* _RECORDS SUPPLIED_
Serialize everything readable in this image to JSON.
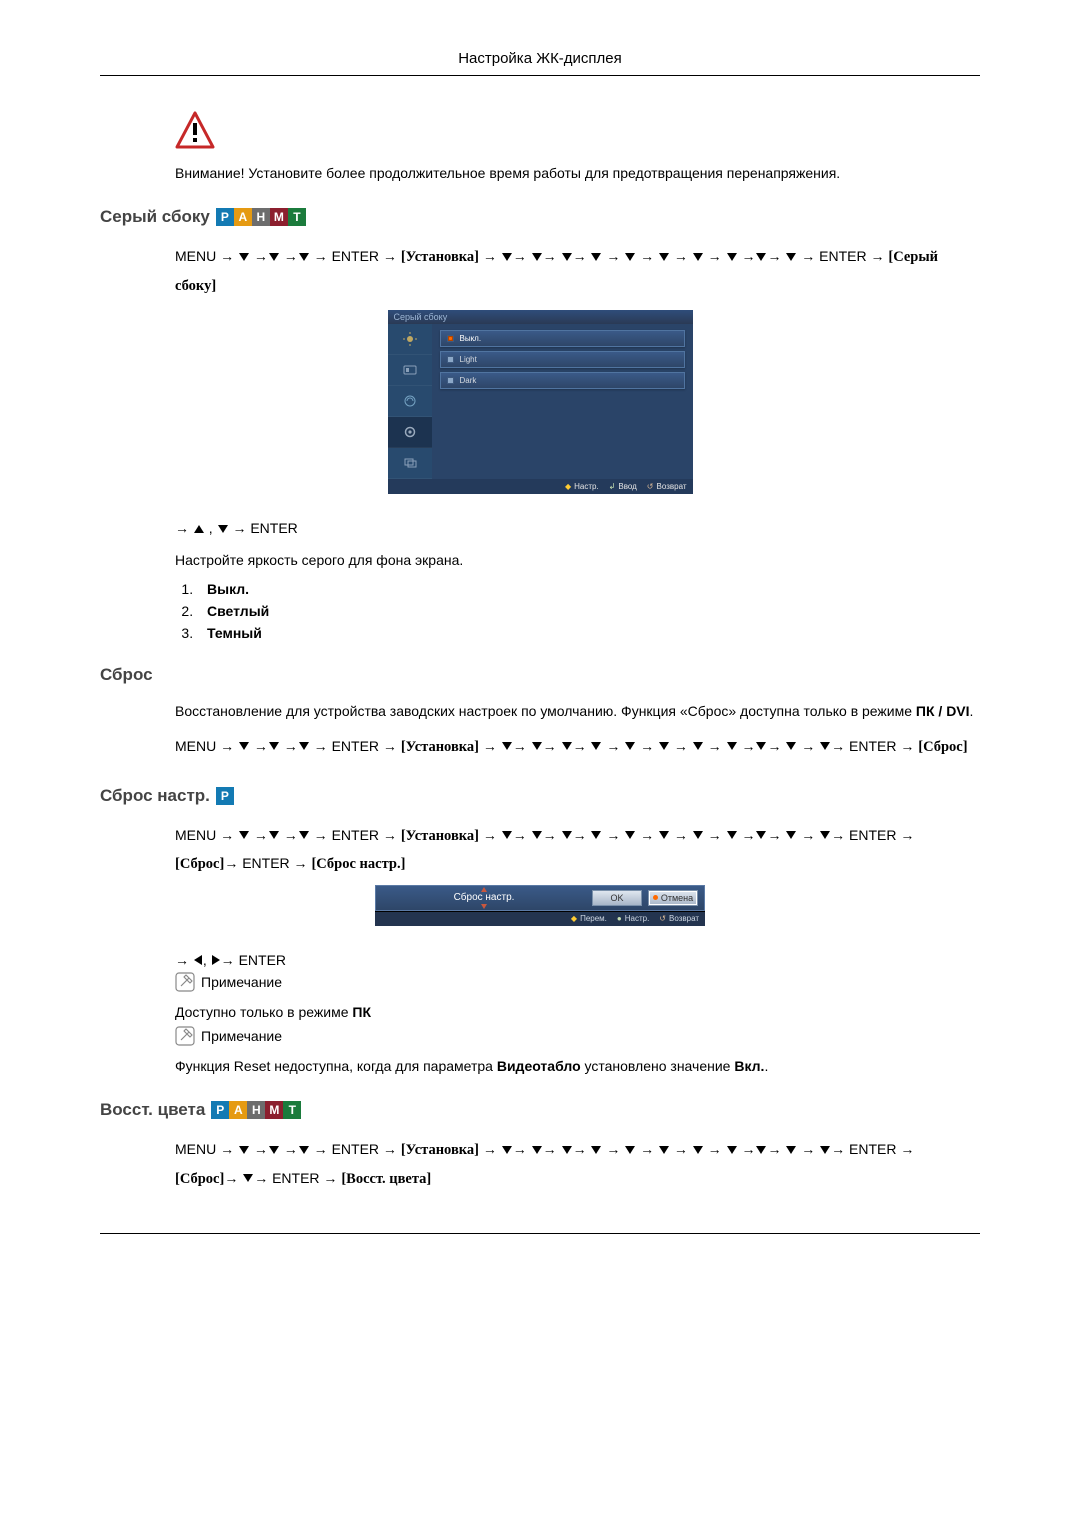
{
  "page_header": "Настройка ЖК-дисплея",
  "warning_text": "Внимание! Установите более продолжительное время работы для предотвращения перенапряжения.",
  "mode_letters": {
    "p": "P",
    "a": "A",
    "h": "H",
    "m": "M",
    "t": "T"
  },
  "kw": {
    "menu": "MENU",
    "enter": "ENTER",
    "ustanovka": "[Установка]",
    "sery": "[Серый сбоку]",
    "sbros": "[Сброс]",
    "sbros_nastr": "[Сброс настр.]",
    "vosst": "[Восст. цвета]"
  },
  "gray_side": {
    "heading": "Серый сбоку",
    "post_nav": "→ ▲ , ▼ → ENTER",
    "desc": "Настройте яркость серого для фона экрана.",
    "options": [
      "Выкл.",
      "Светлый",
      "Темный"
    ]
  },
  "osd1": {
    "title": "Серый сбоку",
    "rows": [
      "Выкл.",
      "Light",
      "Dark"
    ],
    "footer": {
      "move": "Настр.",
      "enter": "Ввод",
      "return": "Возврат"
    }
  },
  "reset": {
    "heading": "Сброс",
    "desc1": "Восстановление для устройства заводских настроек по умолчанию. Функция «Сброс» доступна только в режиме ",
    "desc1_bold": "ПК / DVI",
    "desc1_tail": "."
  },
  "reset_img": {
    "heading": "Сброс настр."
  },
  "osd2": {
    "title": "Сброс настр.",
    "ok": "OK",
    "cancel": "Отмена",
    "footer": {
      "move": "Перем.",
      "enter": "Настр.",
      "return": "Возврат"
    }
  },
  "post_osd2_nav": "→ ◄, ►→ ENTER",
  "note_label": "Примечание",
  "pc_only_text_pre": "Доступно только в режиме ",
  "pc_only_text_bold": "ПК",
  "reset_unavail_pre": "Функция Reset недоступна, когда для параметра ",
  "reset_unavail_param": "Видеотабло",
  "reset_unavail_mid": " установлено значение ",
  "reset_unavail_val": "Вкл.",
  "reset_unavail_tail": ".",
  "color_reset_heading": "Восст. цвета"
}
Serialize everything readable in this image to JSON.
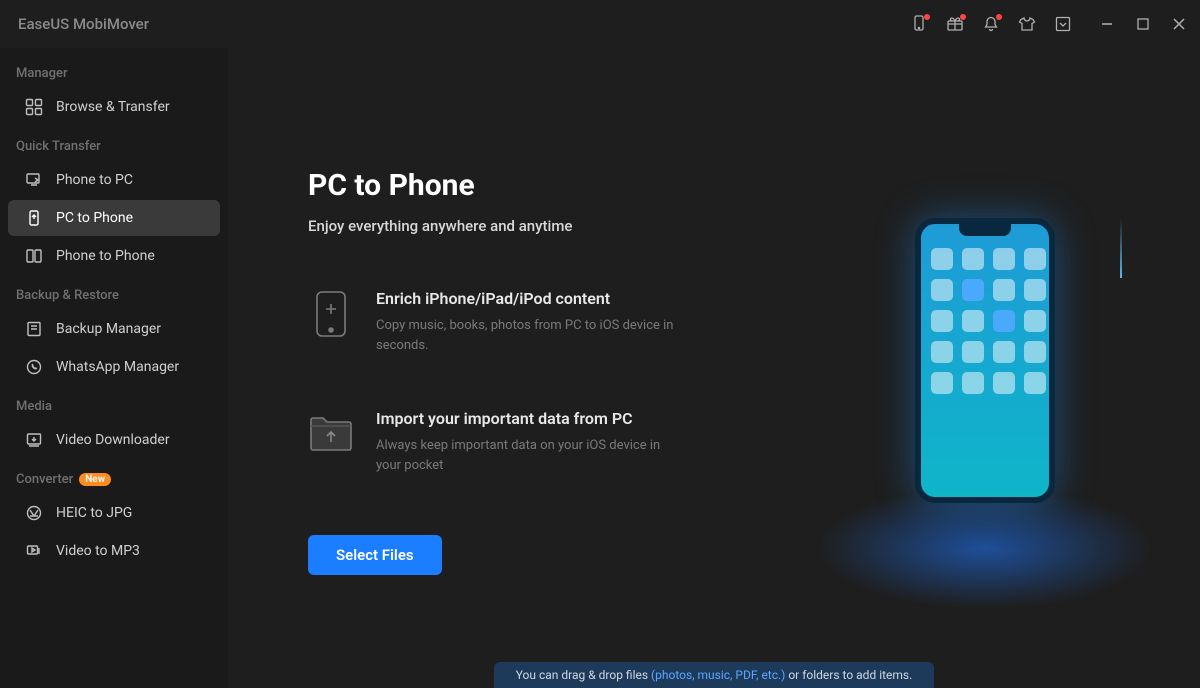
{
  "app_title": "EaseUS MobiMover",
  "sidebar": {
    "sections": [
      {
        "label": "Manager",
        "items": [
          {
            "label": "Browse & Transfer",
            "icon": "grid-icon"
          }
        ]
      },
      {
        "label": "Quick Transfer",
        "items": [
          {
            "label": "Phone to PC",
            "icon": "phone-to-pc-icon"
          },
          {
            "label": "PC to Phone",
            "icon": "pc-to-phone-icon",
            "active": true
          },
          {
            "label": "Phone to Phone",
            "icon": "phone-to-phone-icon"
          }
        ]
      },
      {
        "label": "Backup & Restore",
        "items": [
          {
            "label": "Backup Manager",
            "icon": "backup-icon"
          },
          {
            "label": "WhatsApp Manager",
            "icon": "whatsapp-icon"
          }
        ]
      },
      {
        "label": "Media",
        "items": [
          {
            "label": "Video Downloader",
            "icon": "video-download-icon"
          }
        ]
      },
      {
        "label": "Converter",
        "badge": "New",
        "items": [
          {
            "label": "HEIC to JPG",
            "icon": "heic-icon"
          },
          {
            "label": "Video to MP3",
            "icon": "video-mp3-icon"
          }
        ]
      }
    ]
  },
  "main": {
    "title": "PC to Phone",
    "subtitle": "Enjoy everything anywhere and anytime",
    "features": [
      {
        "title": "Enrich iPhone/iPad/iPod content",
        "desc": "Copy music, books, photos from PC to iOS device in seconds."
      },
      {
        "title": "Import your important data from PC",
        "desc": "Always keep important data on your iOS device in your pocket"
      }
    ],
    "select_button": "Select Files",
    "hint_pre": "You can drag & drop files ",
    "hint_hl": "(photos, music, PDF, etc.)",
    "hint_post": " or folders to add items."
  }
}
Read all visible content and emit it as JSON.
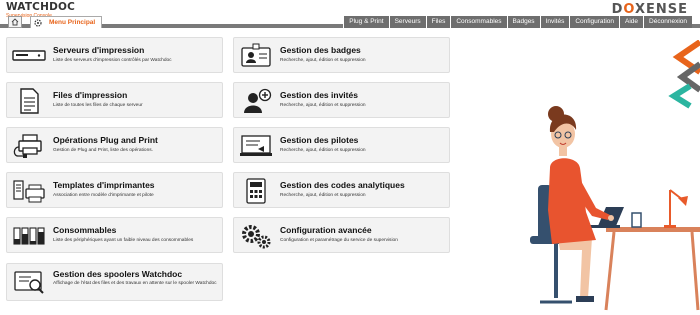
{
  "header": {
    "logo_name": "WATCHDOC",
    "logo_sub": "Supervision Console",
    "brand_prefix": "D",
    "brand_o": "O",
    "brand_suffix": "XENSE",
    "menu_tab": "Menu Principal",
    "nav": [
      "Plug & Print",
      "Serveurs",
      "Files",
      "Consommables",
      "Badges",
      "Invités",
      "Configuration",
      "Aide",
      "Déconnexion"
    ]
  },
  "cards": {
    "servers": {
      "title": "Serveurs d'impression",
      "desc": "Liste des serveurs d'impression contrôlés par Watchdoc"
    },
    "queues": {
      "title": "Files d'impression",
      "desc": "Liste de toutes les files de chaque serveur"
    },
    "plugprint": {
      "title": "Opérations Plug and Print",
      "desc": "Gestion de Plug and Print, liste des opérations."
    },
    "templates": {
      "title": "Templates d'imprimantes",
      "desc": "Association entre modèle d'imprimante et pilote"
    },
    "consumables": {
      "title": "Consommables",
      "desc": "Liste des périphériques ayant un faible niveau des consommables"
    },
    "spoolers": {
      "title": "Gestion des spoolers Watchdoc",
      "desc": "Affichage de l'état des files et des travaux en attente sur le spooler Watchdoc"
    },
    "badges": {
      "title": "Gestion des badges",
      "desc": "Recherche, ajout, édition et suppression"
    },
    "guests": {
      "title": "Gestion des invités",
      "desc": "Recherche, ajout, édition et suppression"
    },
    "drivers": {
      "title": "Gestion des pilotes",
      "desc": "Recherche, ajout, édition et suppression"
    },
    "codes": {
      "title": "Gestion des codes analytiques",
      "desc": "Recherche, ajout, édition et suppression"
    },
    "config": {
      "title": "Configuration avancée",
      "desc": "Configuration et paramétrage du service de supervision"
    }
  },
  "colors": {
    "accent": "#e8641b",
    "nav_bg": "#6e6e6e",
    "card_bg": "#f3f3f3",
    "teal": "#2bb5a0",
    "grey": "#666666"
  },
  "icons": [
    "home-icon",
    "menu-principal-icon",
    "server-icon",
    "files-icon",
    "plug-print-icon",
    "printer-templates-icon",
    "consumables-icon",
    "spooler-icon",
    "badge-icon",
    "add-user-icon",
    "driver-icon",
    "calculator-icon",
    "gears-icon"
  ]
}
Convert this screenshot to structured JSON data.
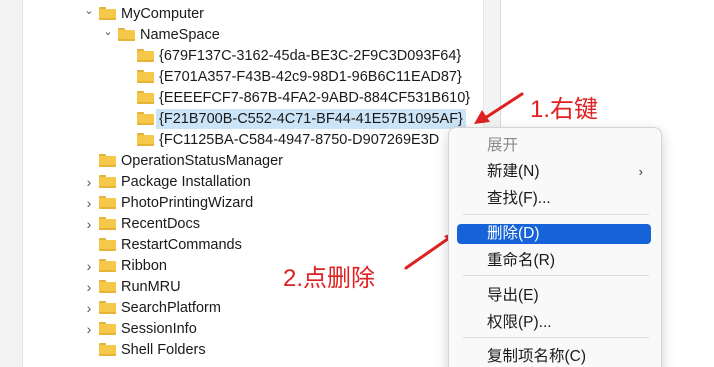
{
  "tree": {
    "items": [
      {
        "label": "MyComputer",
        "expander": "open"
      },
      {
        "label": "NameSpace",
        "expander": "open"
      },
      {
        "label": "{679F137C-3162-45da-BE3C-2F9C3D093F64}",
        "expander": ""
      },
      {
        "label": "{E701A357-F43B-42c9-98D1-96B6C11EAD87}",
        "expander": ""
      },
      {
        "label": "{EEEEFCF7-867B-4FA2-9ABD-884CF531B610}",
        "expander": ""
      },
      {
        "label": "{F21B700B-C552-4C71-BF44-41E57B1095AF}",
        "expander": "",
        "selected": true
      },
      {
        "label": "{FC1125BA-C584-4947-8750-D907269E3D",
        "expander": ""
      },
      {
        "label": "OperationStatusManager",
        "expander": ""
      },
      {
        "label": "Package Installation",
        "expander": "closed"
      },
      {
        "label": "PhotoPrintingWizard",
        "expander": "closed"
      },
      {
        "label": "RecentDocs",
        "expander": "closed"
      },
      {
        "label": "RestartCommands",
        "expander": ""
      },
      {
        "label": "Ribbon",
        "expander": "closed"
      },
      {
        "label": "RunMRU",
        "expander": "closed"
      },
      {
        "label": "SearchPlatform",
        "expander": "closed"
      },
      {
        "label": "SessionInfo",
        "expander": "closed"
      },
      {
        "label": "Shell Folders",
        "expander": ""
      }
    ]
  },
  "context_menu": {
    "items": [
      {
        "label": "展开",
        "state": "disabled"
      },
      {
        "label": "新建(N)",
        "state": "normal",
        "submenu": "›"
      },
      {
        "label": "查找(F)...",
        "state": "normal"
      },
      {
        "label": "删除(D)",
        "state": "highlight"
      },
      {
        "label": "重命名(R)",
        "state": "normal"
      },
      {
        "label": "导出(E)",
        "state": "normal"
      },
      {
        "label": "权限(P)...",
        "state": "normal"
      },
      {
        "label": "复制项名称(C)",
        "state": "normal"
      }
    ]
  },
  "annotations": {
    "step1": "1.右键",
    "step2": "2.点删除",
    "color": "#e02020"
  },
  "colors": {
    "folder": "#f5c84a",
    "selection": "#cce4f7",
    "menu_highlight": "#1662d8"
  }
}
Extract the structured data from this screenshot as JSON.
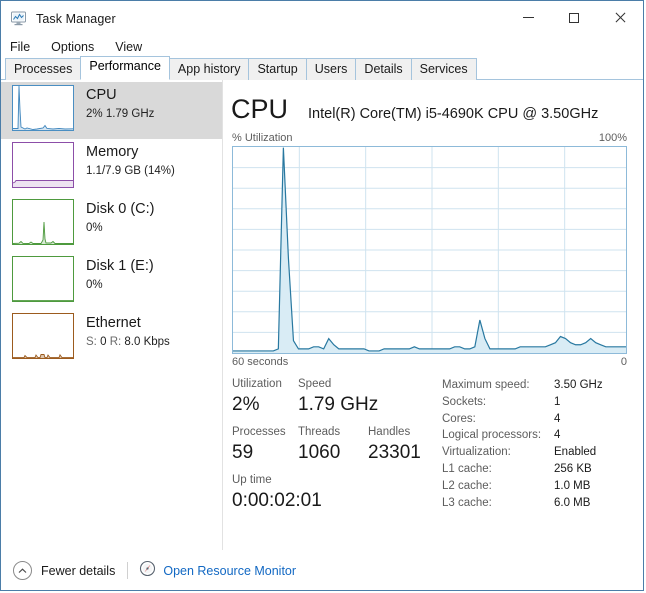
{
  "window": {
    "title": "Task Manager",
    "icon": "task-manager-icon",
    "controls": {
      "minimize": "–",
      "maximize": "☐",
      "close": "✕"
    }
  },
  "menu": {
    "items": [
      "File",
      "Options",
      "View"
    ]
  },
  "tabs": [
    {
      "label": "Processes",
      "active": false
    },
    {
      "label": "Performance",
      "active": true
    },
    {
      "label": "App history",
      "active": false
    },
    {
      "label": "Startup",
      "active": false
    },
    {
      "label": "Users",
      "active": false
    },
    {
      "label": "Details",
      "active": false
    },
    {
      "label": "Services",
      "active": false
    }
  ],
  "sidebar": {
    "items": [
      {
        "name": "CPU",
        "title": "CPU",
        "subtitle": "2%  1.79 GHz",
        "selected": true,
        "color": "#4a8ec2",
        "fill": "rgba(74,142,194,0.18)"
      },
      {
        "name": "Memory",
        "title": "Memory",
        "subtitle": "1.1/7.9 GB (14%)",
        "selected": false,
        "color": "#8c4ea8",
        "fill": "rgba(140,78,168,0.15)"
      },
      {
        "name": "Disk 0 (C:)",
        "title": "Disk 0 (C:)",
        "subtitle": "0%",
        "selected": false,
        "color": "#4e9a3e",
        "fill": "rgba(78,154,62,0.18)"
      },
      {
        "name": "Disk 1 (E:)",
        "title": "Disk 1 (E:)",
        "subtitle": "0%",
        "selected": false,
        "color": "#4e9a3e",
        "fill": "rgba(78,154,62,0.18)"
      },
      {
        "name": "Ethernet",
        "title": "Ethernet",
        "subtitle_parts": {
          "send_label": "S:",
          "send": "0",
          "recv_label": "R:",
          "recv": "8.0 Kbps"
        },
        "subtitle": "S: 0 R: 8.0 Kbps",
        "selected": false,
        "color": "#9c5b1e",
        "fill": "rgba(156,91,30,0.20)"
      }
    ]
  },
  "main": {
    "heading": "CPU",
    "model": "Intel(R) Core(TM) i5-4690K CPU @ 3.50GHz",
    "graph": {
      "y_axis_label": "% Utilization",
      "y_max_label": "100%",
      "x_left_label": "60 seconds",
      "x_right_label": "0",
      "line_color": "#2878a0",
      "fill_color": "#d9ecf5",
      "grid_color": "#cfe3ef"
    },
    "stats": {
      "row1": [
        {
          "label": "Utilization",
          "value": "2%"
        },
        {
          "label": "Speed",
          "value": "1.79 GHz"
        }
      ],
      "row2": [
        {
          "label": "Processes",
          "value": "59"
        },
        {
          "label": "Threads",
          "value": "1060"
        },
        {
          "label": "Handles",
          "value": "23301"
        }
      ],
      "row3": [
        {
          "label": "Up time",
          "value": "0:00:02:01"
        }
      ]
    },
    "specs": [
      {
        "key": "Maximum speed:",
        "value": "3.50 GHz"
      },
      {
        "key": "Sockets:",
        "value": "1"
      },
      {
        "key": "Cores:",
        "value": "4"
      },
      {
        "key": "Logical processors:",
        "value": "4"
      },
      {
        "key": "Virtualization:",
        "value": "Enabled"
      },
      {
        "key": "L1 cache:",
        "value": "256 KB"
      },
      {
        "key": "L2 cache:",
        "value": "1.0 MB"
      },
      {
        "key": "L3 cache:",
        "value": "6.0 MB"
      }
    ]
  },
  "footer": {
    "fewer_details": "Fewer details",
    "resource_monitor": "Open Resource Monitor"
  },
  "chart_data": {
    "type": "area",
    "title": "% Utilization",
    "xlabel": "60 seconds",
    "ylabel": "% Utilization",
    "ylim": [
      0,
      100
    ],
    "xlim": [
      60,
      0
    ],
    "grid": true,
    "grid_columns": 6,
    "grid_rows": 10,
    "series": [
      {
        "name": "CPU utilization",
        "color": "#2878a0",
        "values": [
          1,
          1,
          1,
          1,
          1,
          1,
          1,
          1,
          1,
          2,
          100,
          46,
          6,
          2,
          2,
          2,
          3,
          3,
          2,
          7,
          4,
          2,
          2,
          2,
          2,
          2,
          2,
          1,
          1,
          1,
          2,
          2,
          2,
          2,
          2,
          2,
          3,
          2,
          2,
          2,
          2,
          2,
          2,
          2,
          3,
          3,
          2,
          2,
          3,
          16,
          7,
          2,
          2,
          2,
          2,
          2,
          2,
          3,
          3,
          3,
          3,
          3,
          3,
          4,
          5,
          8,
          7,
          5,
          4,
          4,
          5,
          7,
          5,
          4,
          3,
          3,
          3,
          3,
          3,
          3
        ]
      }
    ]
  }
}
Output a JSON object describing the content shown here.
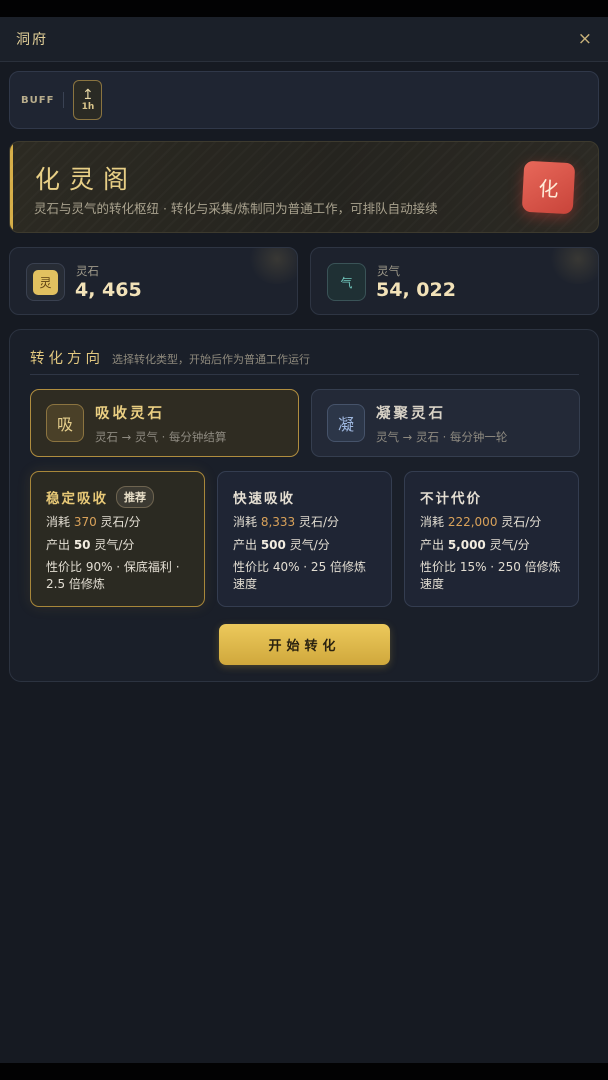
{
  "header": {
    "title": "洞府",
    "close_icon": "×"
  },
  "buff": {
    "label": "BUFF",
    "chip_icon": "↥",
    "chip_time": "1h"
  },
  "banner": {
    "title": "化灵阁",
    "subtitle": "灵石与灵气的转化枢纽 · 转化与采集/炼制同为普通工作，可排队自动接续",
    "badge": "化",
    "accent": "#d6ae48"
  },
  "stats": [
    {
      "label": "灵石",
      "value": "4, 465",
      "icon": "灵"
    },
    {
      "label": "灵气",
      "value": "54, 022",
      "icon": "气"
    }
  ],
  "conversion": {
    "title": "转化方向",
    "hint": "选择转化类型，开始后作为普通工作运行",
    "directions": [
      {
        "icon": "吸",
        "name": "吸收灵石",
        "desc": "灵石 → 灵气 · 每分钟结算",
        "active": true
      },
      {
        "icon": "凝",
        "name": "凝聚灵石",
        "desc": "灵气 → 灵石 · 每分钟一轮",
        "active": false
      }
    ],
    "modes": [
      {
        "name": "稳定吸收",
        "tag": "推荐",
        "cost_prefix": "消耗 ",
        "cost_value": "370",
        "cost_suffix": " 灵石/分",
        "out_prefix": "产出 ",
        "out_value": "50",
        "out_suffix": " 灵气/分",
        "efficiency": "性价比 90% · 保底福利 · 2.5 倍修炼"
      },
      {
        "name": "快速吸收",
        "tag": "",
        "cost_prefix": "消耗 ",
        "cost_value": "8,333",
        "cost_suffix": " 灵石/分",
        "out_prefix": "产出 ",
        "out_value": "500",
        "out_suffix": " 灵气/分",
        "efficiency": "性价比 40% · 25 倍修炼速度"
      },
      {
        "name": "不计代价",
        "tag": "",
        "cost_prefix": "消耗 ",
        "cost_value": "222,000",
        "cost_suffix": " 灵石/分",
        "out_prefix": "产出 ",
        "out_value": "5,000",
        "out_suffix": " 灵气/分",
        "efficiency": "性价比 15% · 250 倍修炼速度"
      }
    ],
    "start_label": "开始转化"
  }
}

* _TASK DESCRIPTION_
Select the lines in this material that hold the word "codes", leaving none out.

* _SOLVED EXERCISE_
    "codes": {
      "title": "Gestion des codes analytiques",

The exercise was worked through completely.